* _AIM OF THE TASK_
List every line below containing "existing".

(SOURCE DATA Opens)

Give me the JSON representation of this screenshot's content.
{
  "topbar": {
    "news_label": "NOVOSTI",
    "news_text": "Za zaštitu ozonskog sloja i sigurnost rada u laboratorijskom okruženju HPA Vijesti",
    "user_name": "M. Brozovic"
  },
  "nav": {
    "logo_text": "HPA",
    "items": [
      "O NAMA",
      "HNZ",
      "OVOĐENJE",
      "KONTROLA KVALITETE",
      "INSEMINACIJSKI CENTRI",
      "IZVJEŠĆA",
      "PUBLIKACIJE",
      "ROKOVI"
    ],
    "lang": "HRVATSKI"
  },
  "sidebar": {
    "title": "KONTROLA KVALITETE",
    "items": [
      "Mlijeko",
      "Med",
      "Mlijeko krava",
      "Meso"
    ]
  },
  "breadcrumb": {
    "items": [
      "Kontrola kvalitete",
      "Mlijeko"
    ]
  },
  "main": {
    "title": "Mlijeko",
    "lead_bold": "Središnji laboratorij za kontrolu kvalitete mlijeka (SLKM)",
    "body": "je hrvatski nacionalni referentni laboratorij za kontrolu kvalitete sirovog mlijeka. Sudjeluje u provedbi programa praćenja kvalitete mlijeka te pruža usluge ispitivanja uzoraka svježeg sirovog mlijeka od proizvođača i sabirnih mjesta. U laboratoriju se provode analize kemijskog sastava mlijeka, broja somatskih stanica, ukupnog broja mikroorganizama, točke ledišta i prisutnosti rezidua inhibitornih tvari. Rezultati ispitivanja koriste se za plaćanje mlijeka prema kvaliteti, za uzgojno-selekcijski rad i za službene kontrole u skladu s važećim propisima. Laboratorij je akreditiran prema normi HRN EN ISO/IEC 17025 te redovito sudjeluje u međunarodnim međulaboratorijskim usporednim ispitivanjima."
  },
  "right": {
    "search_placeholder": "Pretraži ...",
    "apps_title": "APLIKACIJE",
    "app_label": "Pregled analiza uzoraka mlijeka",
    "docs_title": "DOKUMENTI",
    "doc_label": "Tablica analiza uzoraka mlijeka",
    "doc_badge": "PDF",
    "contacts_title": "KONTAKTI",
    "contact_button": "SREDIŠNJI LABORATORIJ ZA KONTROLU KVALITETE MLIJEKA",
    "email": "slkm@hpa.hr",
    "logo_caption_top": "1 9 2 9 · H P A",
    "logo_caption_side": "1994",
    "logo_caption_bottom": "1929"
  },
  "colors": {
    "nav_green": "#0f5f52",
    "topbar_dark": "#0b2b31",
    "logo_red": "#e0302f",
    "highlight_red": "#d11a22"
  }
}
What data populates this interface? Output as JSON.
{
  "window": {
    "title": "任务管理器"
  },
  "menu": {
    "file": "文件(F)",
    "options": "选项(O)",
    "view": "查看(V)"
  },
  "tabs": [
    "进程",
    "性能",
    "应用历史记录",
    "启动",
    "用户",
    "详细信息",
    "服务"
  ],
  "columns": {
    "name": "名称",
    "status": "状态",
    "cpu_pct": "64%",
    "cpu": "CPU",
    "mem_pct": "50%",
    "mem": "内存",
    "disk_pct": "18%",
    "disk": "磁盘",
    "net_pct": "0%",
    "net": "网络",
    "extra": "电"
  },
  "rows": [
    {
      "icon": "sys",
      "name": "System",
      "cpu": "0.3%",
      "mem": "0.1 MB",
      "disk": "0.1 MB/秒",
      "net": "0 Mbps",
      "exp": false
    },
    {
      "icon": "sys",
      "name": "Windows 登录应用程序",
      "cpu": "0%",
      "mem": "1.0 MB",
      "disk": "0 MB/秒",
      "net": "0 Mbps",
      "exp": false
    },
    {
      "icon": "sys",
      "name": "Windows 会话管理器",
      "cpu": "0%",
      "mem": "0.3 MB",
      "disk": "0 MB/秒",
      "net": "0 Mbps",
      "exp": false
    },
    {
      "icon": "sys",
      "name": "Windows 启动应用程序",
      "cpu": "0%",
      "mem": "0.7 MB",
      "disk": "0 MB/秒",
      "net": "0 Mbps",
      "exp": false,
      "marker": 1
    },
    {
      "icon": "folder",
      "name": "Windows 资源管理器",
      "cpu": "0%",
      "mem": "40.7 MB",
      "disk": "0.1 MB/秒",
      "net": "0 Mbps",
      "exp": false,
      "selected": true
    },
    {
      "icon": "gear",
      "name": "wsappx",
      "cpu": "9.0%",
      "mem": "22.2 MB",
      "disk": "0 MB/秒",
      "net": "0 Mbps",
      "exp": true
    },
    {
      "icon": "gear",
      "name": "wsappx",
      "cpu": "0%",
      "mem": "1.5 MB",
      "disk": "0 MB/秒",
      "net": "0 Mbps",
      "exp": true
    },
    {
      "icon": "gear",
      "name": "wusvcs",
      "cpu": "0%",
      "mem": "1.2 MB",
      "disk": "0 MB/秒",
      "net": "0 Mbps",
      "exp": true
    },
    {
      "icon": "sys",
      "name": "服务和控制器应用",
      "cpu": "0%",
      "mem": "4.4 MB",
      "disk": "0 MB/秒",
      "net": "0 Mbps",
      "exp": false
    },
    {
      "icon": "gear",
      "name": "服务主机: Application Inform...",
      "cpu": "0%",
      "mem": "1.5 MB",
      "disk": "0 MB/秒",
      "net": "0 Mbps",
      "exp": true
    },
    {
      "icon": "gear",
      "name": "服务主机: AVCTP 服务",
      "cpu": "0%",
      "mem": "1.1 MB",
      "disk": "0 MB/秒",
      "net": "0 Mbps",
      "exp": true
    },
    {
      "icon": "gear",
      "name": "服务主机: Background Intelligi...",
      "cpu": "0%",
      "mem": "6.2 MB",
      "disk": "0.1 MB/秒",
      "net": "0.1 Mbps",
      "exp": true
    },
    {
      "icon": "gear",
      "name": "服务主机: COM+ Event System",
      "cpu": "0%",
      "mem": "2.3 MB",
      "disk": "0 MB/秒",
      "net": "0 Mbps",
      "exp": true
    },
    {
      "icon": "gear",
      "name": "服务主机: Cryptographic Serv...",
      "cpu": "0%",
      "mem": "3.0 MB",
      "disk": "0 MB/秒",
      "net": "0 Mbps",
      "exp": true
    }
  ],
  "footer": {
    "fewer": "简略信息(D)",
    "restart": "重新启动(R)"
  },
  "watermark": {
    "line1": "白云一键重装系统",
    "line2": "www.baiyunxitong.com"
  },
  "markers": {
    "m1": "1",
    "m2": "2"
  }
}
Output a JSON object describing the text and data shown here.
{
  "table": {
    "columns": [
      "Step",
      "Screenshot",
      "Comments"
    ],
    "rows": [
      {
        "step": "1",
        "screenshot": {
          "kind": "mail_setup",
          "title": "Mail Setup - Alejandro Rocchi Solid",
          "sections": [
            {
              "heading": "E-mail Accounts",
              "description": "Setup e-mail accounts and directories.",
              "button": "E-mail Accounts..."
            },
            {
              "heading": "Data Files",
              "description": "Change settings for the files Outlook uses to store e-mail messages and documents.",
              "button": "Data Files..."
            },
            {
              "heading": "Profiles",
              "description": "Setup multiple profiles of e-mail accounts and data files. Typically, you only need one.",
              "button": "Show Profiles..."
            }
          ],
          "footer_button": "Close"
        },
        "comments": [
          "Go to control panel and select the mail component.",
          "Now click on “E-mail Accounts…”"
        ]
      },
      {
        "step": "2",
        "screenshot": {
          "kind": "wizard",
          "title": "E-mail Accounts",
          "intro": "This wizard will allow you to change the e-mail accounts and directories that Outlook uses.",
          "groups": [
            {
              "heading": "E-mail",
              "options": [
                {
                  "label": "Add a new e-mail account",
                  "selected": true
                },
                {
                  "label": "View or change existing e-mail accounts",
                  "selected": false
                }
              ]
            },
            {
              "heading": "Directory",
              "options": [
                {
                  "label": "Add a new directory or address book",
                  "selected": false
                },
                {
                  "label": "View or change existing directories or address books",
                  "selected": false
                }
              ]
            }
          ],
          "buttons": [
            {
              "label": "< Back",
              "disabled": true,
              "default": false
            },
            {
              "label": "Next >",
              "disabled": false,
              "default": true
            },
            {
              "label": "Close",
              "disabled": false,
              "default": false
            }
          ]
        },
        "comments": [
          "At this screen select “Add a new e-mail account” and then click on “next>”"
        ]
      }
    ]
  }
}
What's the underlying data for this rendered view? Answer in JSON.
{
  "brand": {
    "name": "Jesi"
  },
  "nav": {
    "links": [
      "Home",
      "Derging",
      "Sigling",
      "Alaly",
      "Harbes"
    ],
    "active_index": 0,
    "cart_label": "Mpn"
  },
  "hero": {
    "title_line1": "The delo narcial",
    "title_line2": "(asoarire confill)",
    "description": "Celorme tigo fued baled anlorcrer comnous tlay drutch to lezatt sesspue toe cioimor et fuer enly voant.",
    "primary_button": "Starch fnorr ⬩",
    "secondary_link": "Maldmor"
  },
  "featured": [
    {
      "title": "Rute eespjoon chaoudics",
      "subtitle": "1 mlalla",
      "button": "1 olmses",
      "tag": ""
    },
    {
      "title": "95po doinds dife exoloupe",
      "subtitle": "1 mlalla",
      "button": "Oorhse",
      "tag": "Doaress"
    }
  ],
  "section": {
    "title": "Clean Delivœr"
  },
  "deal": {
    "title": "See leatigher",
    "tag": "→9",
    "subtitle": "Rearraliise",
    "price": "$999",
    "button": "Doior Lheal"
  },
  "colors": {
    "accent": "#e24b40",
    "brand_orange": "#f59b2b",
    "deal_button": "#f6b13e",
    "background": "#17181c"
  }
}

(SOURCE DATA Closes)

* _RESULT OF THIS TASK_
                  "label": "View or change existing e-mail accounts",
                  "label": "View or change existing directories or address books",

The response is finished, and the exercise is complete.